Africa economic outlook

Textile factory in Ghana. Photo UN

Africa hopes to see "light at the end of the tunnel" as the International Monetary Fund (IMF) forecasts growth of 3.8% in 2022, thanks to abundant agricultural production in a number of countries. In addition, economic growth in southern sub-Saharan Africa (SSA), an area that has been heavily impacted by the Covid-19 pandemic, in 2022 will be shaped by strong efforts to promote trade. trade and investment.

The IMF's "Pandemic Recovery" report shows that, in 2022, Africa's 25 fastest-growing economies will record growth of more than 5%. The 10 best performing African economies are the Seychelles, projected to grow 7.7%, Rwanda (7.0%), Mauritius (6.7%), Niger (6.6%), Benin, Cape Verde , South Sudan and Côte d'Ivoire will each increase by 6.5%, while Guinea and Ghana will increase by 6.3% and 6.2%, respectively. Kenya and The Gambia will see 6% growth in 2022. Forecasts for 2023 show that these countries will also experience near-steady growth, with the exception of Rwanda and Niger, which will grow, respectively. reaching 8% and 10% by 2023. Senegal, whose growth in 2022 is expected to reach 5.5%, will be the second country in Africa to achieve double-digit growth in 2023, reaching 10.8%. Apart from Ethiopia (no forecast yet), Equatorial Guinea is the only African country that will record negative growth of 5.6% in 2022 and negative 1.5% in 2023.

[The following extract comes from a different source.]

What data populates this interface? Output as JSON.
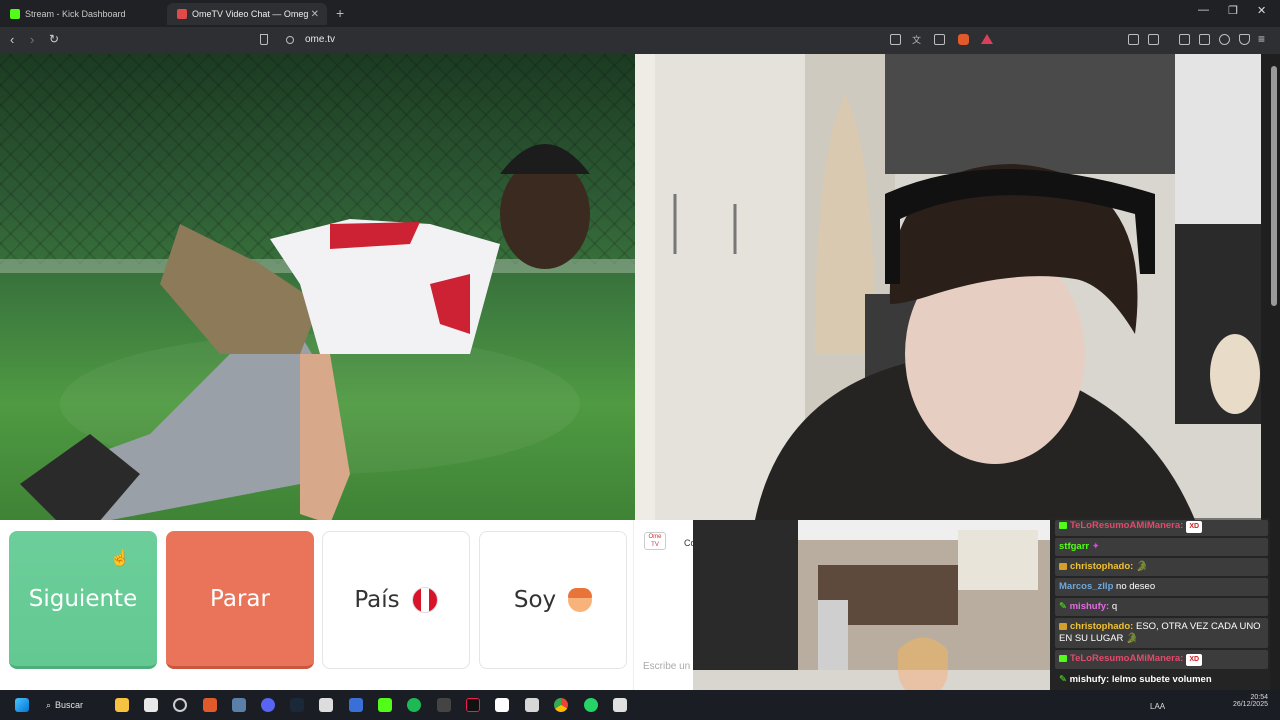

The travel and tourism industry in some African countries is forecast to recover in 2022, but the recovery momentum is limited depending on the tourism source market. To support this sector, the East African Community (EAC) has launched a Regional and Domestic Tourism Communication Campaign to market domestic and regional tourism products and services. Called "Tembea Nyumbani" (Swahili commonly used in East Africa, meaning "Go home"), the campaign aims to encourage East Africans to travel within the country and across the region in support of the revival. "smokeless industry" after the pandemic. To increase trade, EAC is constructing and operating additional Single Window Border Points (OSBPs) in the region, building standard gauge rail lines and adding Tanzania and Burundi to the Single Window Network Area of ​​the country. EAC.

African commodity manufacturers and traders can also look forward to a strong new year due to the commodity boom. The technologies are expected to be widely adopted in Africa by 2022 as the region continues its digital transformation. Investment in infrastructure, as well as education and training, is a necessary precondition for fully benefiting from the digital revolution.

To facilitate financial transactions, intercontinental banking, September 2021, the African Export-Import Bank and the African Free Trade Area (AfCFTA) Secretariat announced the "System Payments and Inter-African Agreement" (PAPSS) has come into operation. PAPSS enables instant cross-border payments in local currencies between African markets in a move aimed at achieving Innovative Financial Market Infrastructure. This system is expected to significantly impact intra-African trade by making cross-border transactions easier through the elimination of hard currency. PAPSS opens up a market of 1.2 billion people with an estimated combined GDP of $3 trillion. This is a huge potential and if successfully implemented, Africa can become a huge economy and not just based on the extractive industry.

Opportunities and prospects have opened up for the African economy, but the continent is still heavily impacted by the Covid-19 pandemic. In the context that the Omicron variant is expanding its spread and more than 80% of the 1.2 billion people in Africa have not received the first Covid-19 vaccine, the "black continent" continues to be under pressure. from the risk of outbreak of new epidemic waves. "Vaccine coverage" will be challenging for Africa and tied to the continent's economic recovery.

Dan Anh